Donut is a great Slack extension that randomly pairs people from different teams. They’re then encouraged to chat about their lives and get to know each other better.
12. Provide and collect regular feedback
Critical feedback should be delivered face to face as much as possible. This way you can also see all the non-verbal cues, which are not visible via chat or email. A good rule of thumb is that if a chat escalates or is taking too long, it might be worth doing a video call instead. Trusting the team and assuming miscommunication (not bad intentions) are good principles to live by.
Collecting anonymous feedback is a great way to measure team happiness and also to see what may be improved across the board.
13. Do one on ones
Leading your team in a remote culture requires a lot of pro-activity.
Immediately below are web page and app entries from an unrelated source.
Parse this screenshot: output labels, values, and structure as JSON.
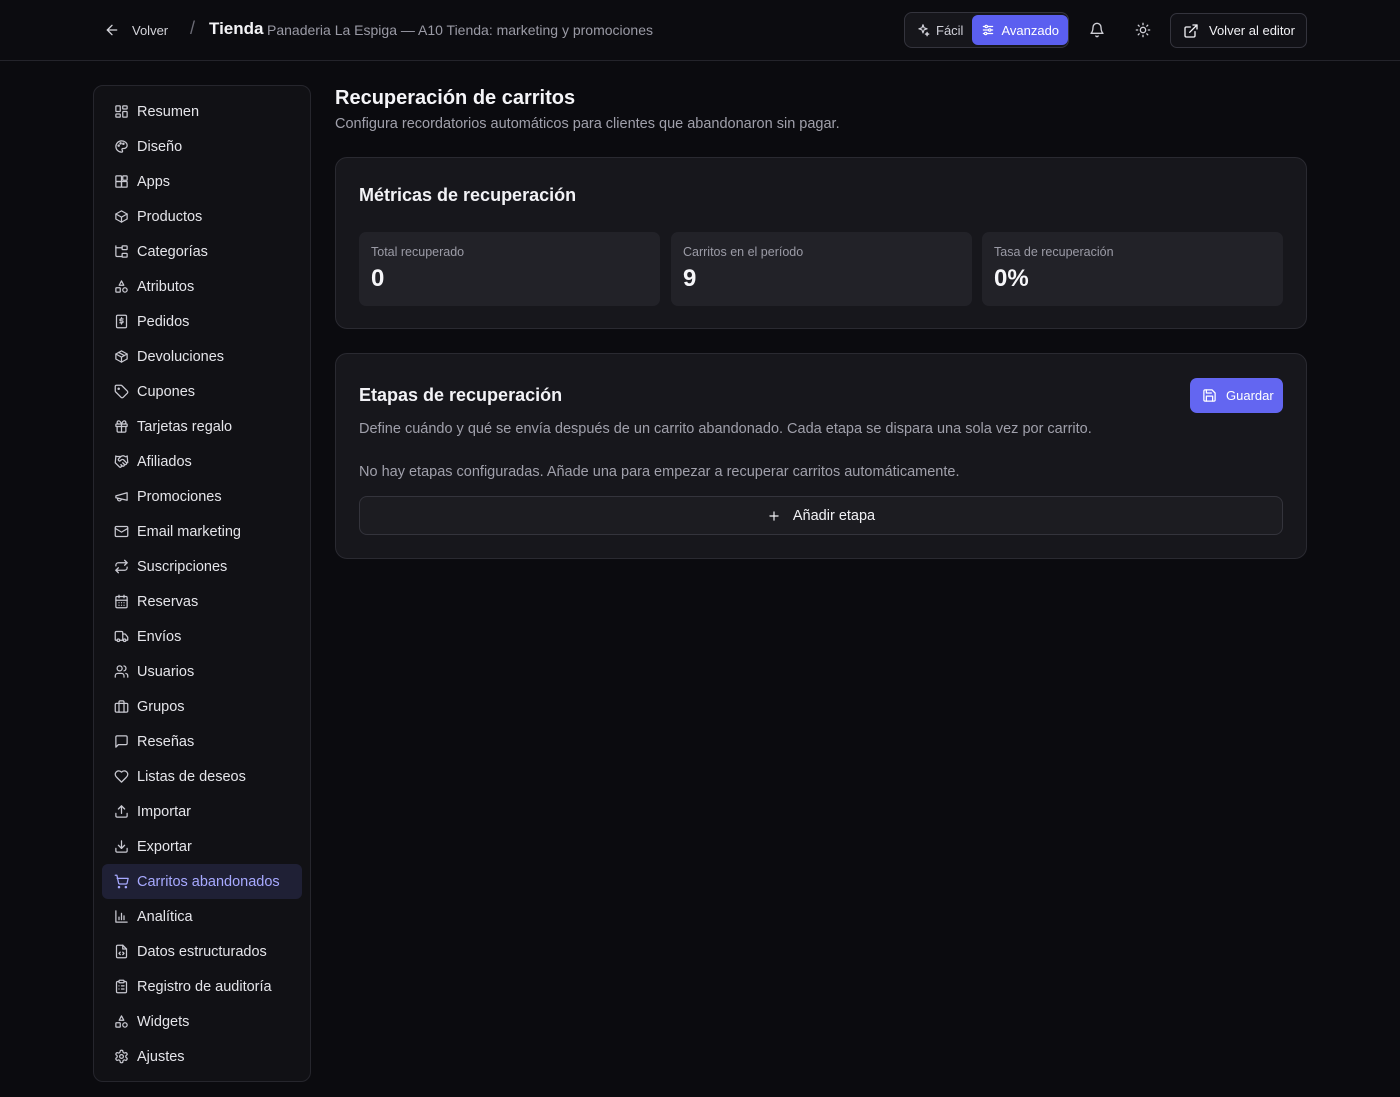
{
  "header": {
    "back_label": "Volver",
    "separator": "/",
    "title": "Tienda",
    "subtitle": "Panaderia La Espiga — A10 Tienda: marketing y promociones",
    "mode_easy": "Fácil",
    "mode_advanced": "Avanzado",
    "active_mode": "Avanzado",
    "editor_label": "Volver al editor"
  },
  "sidebar": {
    "active": "Carritos abandonados",
    "items": [
      {
        "label": "Resumen",
        "icon": "dashboard-icon"
      },
      {
        "label": "Diseño",
        "icon": "palette-icon"
      },
      {
        "label": "Apps",
        "icon": "apps-icon"
      },
      {
        "label": "Productos",
        "icon": "package-icon"
      },
      {
        "label": "Categorías",
        "icon": "folder-tree-icon"
      },
      {
        "label": "Atributos",
        "icon": "shapes-icon"
      },
      {
        "label": "Pedidos",
        "icon": "receipt-icon"
      },
      {
        "label": "Devoluciones",
        "icon": "package-return-icon"
      },
      {
        "label": "Cupones",
        "icon": "tag-icon"
      },
      {
        "label": "Tarjetas regalo",
        "icon": "gift-icon"
      },
      {
        "label": "Afiliados",
        "icon": "handshake-icon"
      },
      {
        "label": "Promociones",
        "icon": "megaphone-icon"
      },
      {
        "label": "Email marketing",
        "icon": "mail-icon"
      },
      {
        "label": "Suscripciones",
        "icon": "repeat-icon"
      },
      {
        "label": "Reservas",
        "icon": "calendar-icon"
      },
      {
        "label": "Envíos",
        "icon": "truck-icon"
      },
      {
        "label": "Usuarios",
        "icon": "users-icon"
      },
      {
        "label": "Grupos",
        "icon": "groups-icon"
      },
      {
        "label": "Reseñas",
        "icon": "message-icon"
      },
      {
        "label": "Listas de deseos",
        "icon": "heart-icon"
      },
      {
        "label": "Importar",
        "icon": "upload-icon"
      },
      {
        "label": "Exportar",
        "icon": "download-icon"
      },
      {
        "label": "Carritos abandonados",
        "icon": "cart-icon"
      },
      {
        "label": "Analítica",
        "icon": "bar-chart-icon"
      },
      {
        "label": "Datos estructurados",
        "icon": "file-code-icon"
      },
      {
        "label": "Registro de auditoría",
        "icon": "clipboard-icon"
      },
      {
        "label": "Widgets",
        "icon": "widgets-icon"
      },
      {
        "label": "Ajustes",
        "icon": "gear-icon"
      }
    ]
  },
  "main": {
    "title": "Recuperación de carritos",
    "description": "Configura recordatorios automáticos para clientes que abandonaron sin pagar.",
    "metrics_card": {
      "title": "Métricas de recuperación",
      "metrics": [
        {
          "label": "Total recuperado",
          "value": "0"
        },
        {
          "label": "Carritos en el período",
          "value": "9"
        },
        {
          "label": "Tasa de recuperación",
          "value": "0%"
        }
      ]
    },
    "stages_card": {
      "title": "Etapas de recuperación",
      "save_label": "Guardar",
      "description": "Define cuándo y qué se envía después de un carrito abandonado. Cada etapa se dispara una sola vez por carrito.",
      "empty_text": "No hay etapas configuradas. Añade una para empezar a recuperar carritos automáticamente.",
      "add_label": "Añadir etapa"
    }
  },
  "colors": {
    "background": "#0b0b0f",
    "card": "#17171c",
    "accent": "#6366f1",
    "active_nav_bg": "#1f2035",
    "active_nav_text": "#a7a9ff"
  }
}
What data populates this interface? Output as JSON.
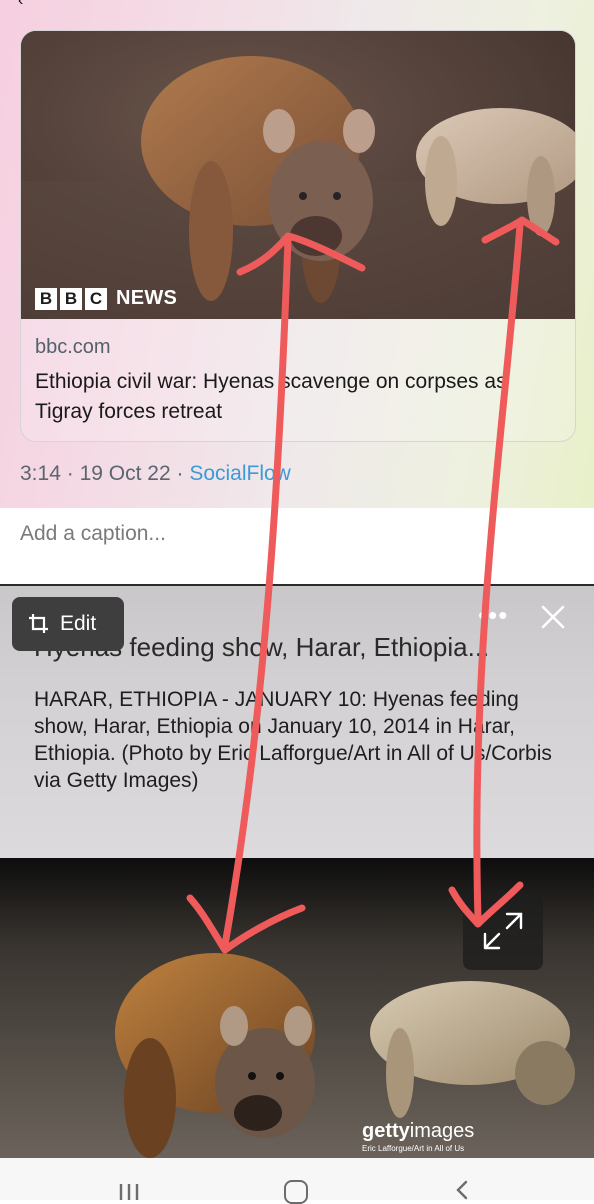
{
  "top_glyph": "‹",
  "tweet": {
    "card": {
      "logo_letters": [
        "B",
        "B",
        "C"
      ],
      "logo_word": "NEWS",
      "domain": "bbc.com",
      "title": "Ethiopia civil war: Hyenas scavenge on corpses as Tigray forces retreat"
    },
    "time": "3:14",
    "date": "19 Oct 22",
    "separator": "·",
    "source": "SocialFlow"
  },
  "caption_placeholder": "Add a caption...",
  "image_panel": {
    "edit_label": "Edit",
    "more_label": "•••",
    "title": "Hyenas feeding show, Harar, Ethiopia...",
    "description": "HARAR, ETHIOPIA - JANUARY 10: Hyenas feeding show, Harar, Ethiopia on January 10, 2014 in Harar, Ethiopia. (Photo by Eric Lafforgue/Art in All of Us/Corbis via Getty Images)"
  },
  "watermark": {
    "brand_bold": "getty",
    "brand_light": "images",
    "credit": "Eric Lafforgue/Art in All of Us"
  },
  "icons": [
    "crop-icon",
    "more-icon",
    "close-icon",
    "expand-icon",
    "recents-icon",
    "home-icon",
    "back-icon"
  ],
  "colors": {
    "link": "#3b9ad8",
    "annotation_arrow": "#ef5b5b",
    "edit_button": "#3e3e3e"
  }
}
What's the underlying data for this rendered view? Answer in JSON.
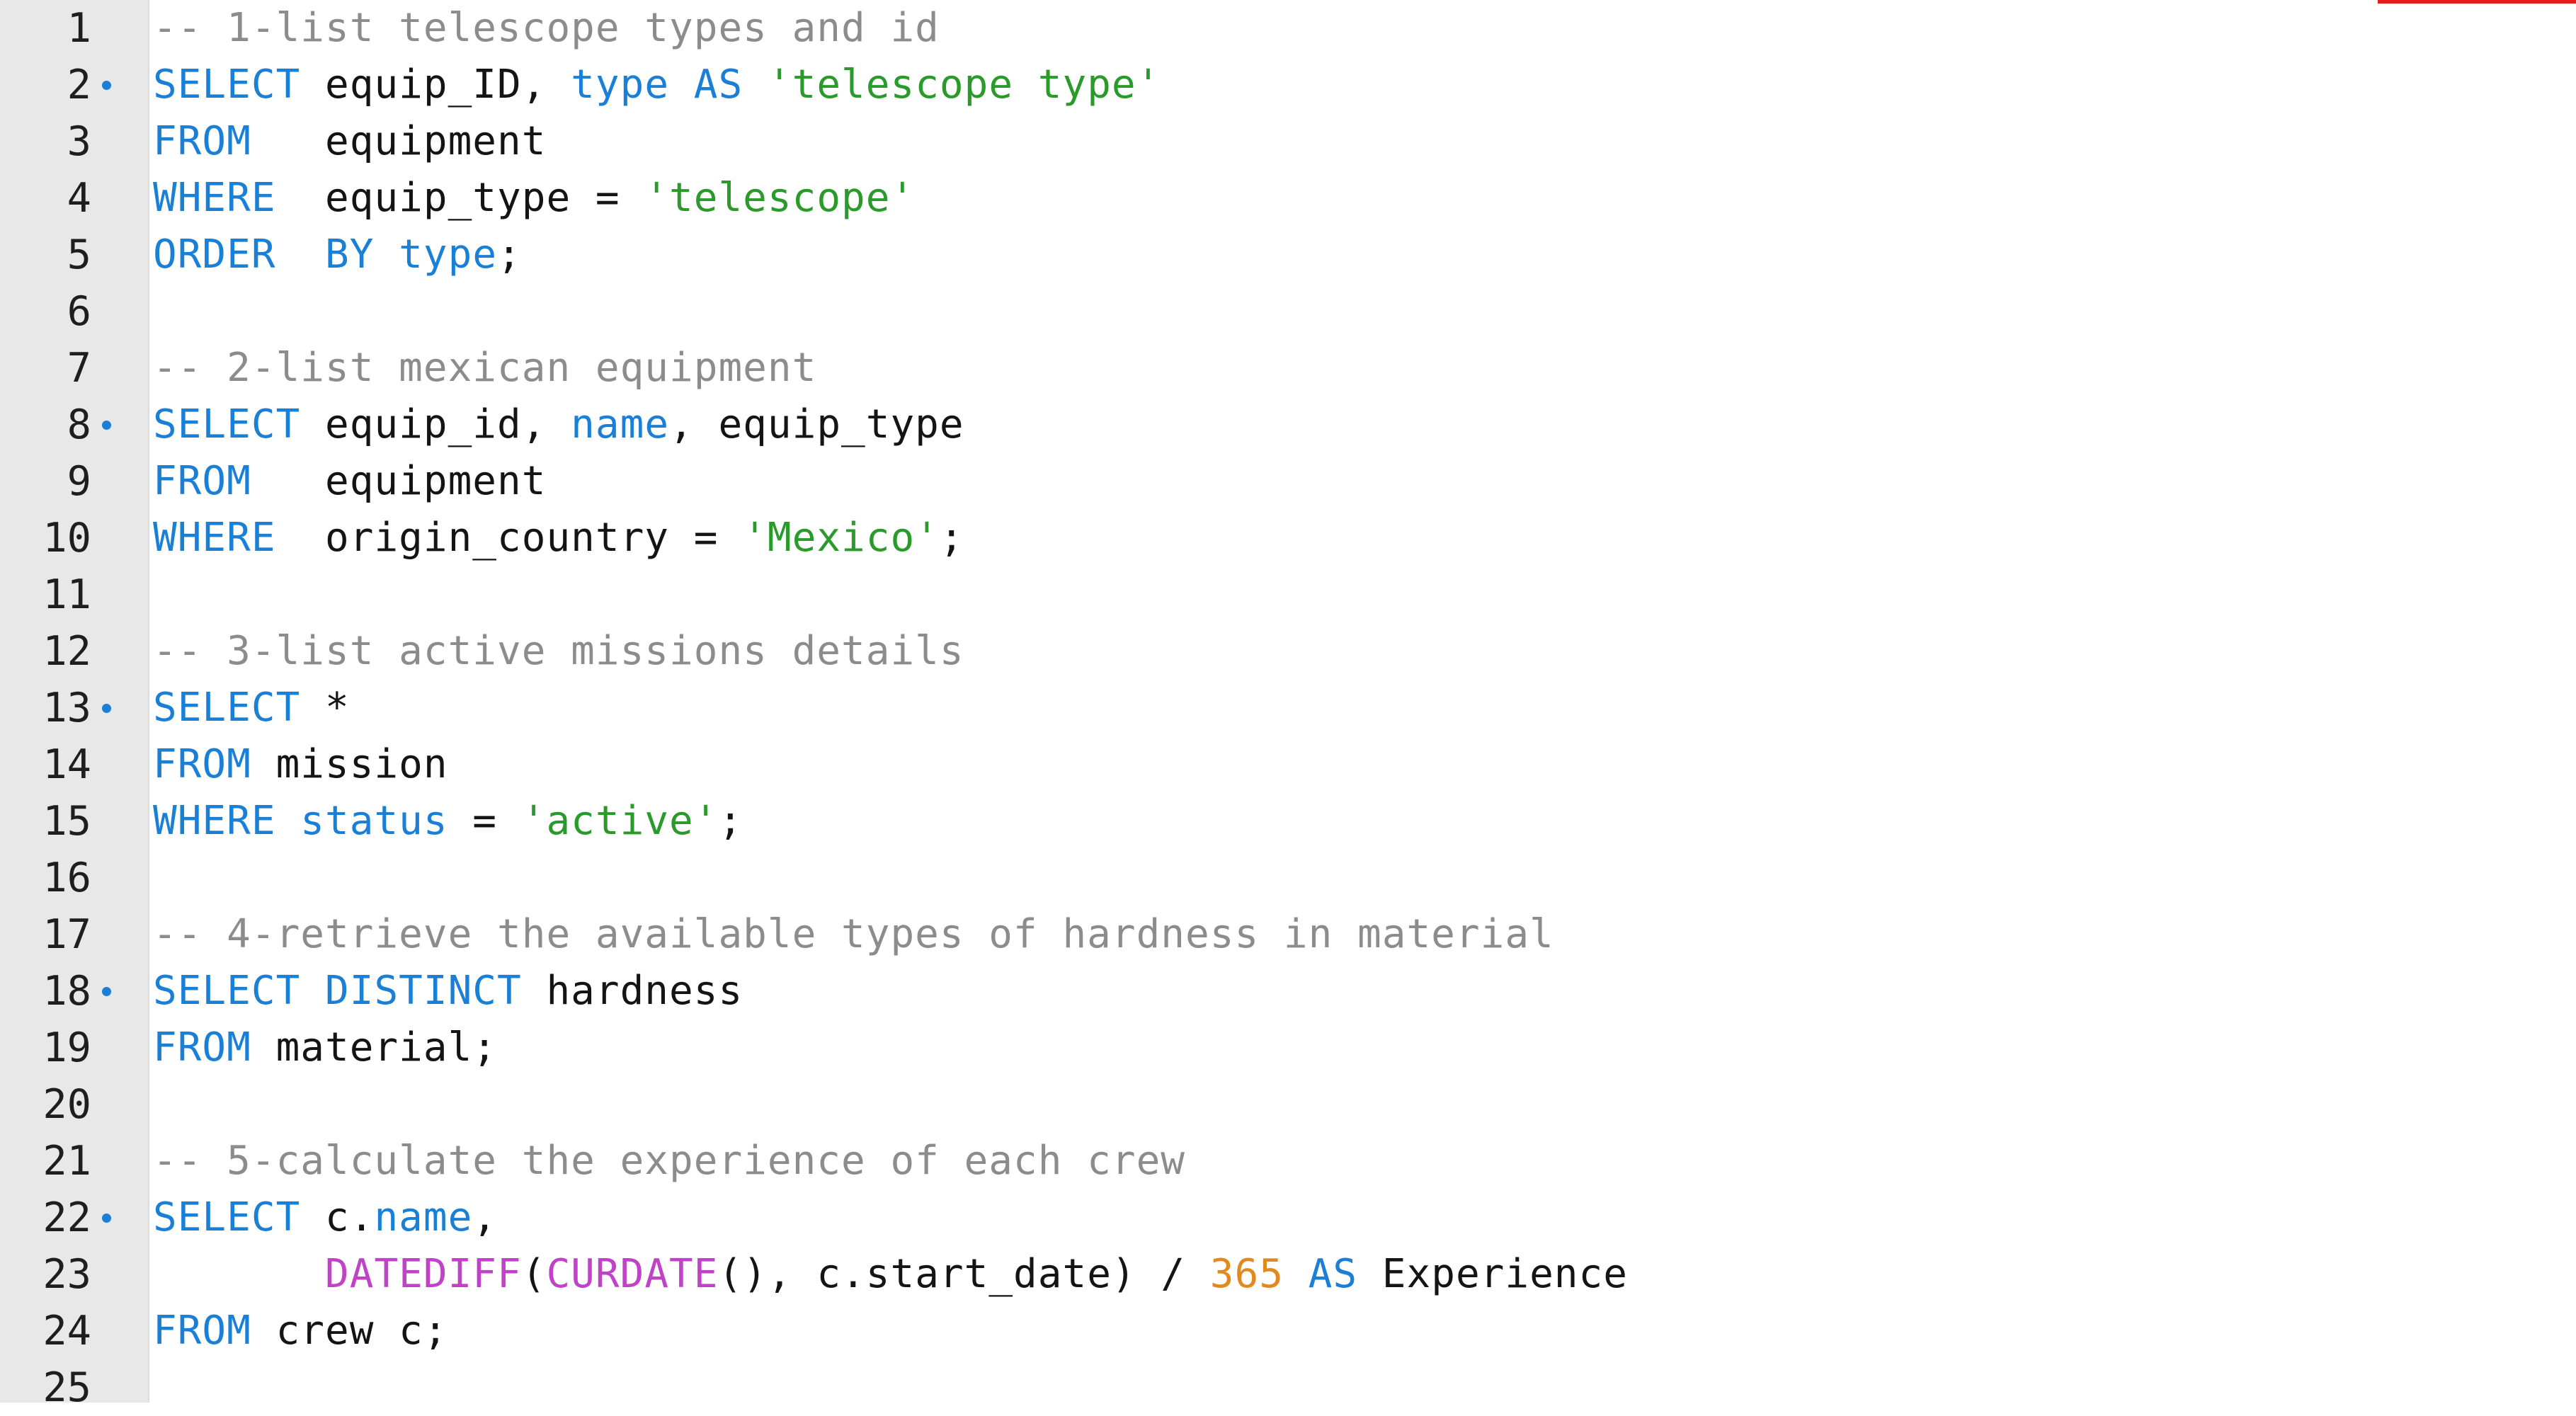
{
  "editor": {
    "fold_marker_color": "#1a7fd6",
    "accent_marker_color": "#e81b1b",
    "lines": [
      {
        "number": "1",
        "fold": false,
        "tokens": [
          {
            "t": "comment",
            "v": "-- 1-list telescope types and id"
          }
        ]
      },
      {
        "number": "2",
        "fold": true,
        "tokens": [
          {
            "t": "keyword",
            "v": "SELECT"
          },
          {
            "t": "plain",
            "v": " equip_ID, "
          },
          {
            "t": "keyword",
            "v": "type"
          },
          {
            "t": "plain",
            "v": " "
          },
          {
            "t": "keyword",
            "v": "AS"
          },
          {
            "t": "plain",
            "v": " "
          },
          {
            "t": "string",
            "v": "'telescope type'"
          }
        ]
      },
      {
        "number": "3",
        "fold": false,
        "tokens": [
          {
            "t": "keyword",
            "v": "FROM"
          },
          {
            "t": "plain",
            "v": "   equipment"
          }
        ]
      },
      {
        "number": "4",
        "fold": false,
        "tokens": [
          {
            "t": "keyword",
            "v": "WHERE"
          },
          {
            "t": "plain",
            "v": "  equip_type = "
          },
          {
            "t": "string",
            "v": "'telescope'"
          }
        ]
      },
      {
        "number": "5",
        "fold": false,
        "tokens": [
          {
            "t": "keyword",
            "v": "ORDER"
          },
          {
            "t": "plain",
            "v": "  "
          },
          {
            "t": "keyword",
            "v": "BY"
          },
          {
            "t": "plain",
            "v": " "
          },
          {
            "t": "keyword",
            "v": "type"
          },
          {
            "t": "plain",
            "v": ";"
          }
        ]
      },
      {
        "number": "6",
        "fold": false,
        "tokens": []
      },
      {
        "number": "7",
        "fold": false,
        "tokens": [
          {
            "t": "comment",
            "v": "-- 2-list mexican equipment"
          }
        ]
      },
      {
        "number": "8",
        "fold": true,
        "tokens": [
          {
            "t": "keyword",
            "v": "SELECT"
          },
          {
            "t": "plain",
            "v": " equip_id, "
          },
          {
            "t": "keyword",
            "v": "name"
          },
          {
            "t": "plain",
            "v": ", equip_type"
          }
        ]
      },
      {
        "number": "9",
        "fold": false,
        "tokens": [
          {
            "t": "keyword",
            "v": "FROM"
          },
          {
            "t": "plain",
            "v": "   equipment"
          }
        ]
      },
      {
        "number": "10",
        "fold": false,
        "tokens": [
          {
            "t": "keyword",
            "v": "WHERE"
          },
          {
            "t": "plain",
            "v": "  origin_country = "
          },
          {
            "t": "string",
            "v": "'Mexico'"
          },
          {
            "t": "plain",
            "v": ";"
          }
        ]
      },
      {
        "number": "11",
        "fold": false,
        "tokens": []
      },
      {
        "number": "12",
        "fold": false,
        "tokens": [
          {
            "t": "comment",
            "v": "-- 3-list active missions details"
          }
        ]
      },
      {
        "number": "13",
        "fold": true,
        "tokens": [
          {
            "t": "keyword",
            "v": "SELECT"
          },
          {
            "t": "plain",
            "v": " *"
          }
        ]
      },
      {
        "number": "14",
        "fold": false,
        "tokens": [
          {
            "t": "keyword",
            "v": "FROM"
          },
          {
            "t": "plain",
            "v": " mission"
          }
        ]
      },
      {
        "number": "15",
        "fold": false,
        "tokens": [
          {
            "t": "keyword",
            "v": "WHERE"
          },
          {
            "t": "plain",
            "v": " "
          },
          {
            "t": "keyword",
            "v": "status"
          },
          {
            "t": "plain",
            "v": " = "
          },
          {
            "t": "string",
            "v": "'active'"
          },
          {
            "t": "plain",
            "v": ";"
          }
        ]
      },
      {
        "number": "16",
        "fold": false,
        "tokens": []
      },
      {
        "number": "17",
        "fold": false,
        "tokens": [
          {
            "t": "comment",
            "v": "-- 4-retrieve the available types of hardness in material"
          }
        ]
      },
      {
        "number": "18",
        "fold": true,
        "tokens": [
          {
            "t": "keyword",
            "v": "SELECT"
          },
          {
            "t": "plain",
            "v": " "
          },
          {
            "t": "keyword",
            "v": "DISTINCT"
          },
          {
            "t": "plain",
            "v": " hardness"
          }
        ]
      },
      {
        "number": "19",
        "fold": false,
        "tokens": [
          {
            "t": "keyword",
            "v": "FROM"
          },
          {
            "t": "plain",
            "v": " material;"
          }
        ]
      },
      {
        "number": "20",
        "fold": false,
        "tokens": []
      },
      {
        "number": "21",
        "fold": false,
        "tokens": [
          {
            "t": "comment",
            "v": "-- 5-calculate the experience of each crew"
          }
        ]
      },
      {
        "number": "22",
        "fold": true,
        "tokens": [
          {
            "t": "keyword",
            "v": "SELECT"
          },
          {
            "t": "plain",
            "v": " c."
          },
          {
            "t": "keyword",
            "v": "name"
          },
          {
            "t": "plain",
            "v": ","
          }
        ]
      },
      {
        "number": "23",
        "fold": false,
        "tokens": [
          {
            "t": "plain",
            "v": "       "
          },
          {
            "t": "function",
            "v": "DATEDIFF"
          },
          {
            "t": "plain",
            "v": "("
          },
          {
            "t": "function",
            "v": "CURDATE"
          },
          {
            "t": "plain",
            "v": "(), c.start_date) / "
          },
          {
            "t": "number",
            "v": "365"
          },
          {
            "t": "plain",
            "v": " "
          },
          {
            "t": "keyword",
            "v": "AS"
          },
          {
            "t": "plain",
            "v": " Experience"
          }
        ]
      },
      {
        "number": "24",
        "fold": false,
        "tokens": [
          {
            "t": "keyword",
            "v": "FROM"
          },
          {
            "t": "plain",
            "v": " crew c;"
          }
        ]
      },
      {
        "number": "25",
        "fold": false,
        "tokens": []
      }
    ]
  }
}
Since impromptu conversations are less likely to happen, it’s important to schedule regular one on ones with the team. You should try not to turn one on ones into status updates though. Having a shared online agenda can help with keeping the conversations on track. Creating a list of actionable items at the end can help follow through with the points discussed.
14. Measure performance
In a remote setting, people may spend much of their time wondering whether they’re actually doing a good job, particularly if they worked in a traditional setting before. Productivity can’t be measured in the number of hours spent in the office, so it’s important to focus on setting objectives and measuring results. Metrics, coupled with the team’s feedback and one on ones should provide the context for improving performance. Note this should not be measurement for measurement’s sake. The outcome should not be adding numbers to a spreadsheet, but finding ways as a servant leader to recognise your team and to help it grow further.
15. Invest in the mental well-being of your team
Without an office to go to every day, people may end up feeling disconnected. On top of that, Impostor Syndrome might start creeping in. IS is the feeling that we don’t deserve what we’ve earned and that others will expose us as frauds. It’s particularly an issue with remote work, were people don’t get to see you at your desk everyday.
Keeping a record of accomplishments and providing/receiving timely feedback can help. Coworking spaces or professional networks can be great places to meet like minded people and have more face to face interactions. Many companies offer a coworking stipend.
Most remote employees have the liberty to organize their time according to their needs, which is one of the main perks. But that can also easily backfire if the team stay connected 24/7. Companies should encourage breaks, work/life balance and discourage overtime. Dogs might also be a good idea 🙂
As technology evolves, the way we think about work is being transformed and we’re bound to have more companies challenging the status quo and adopting a remote-first culture. We’d love to hear your thoughts.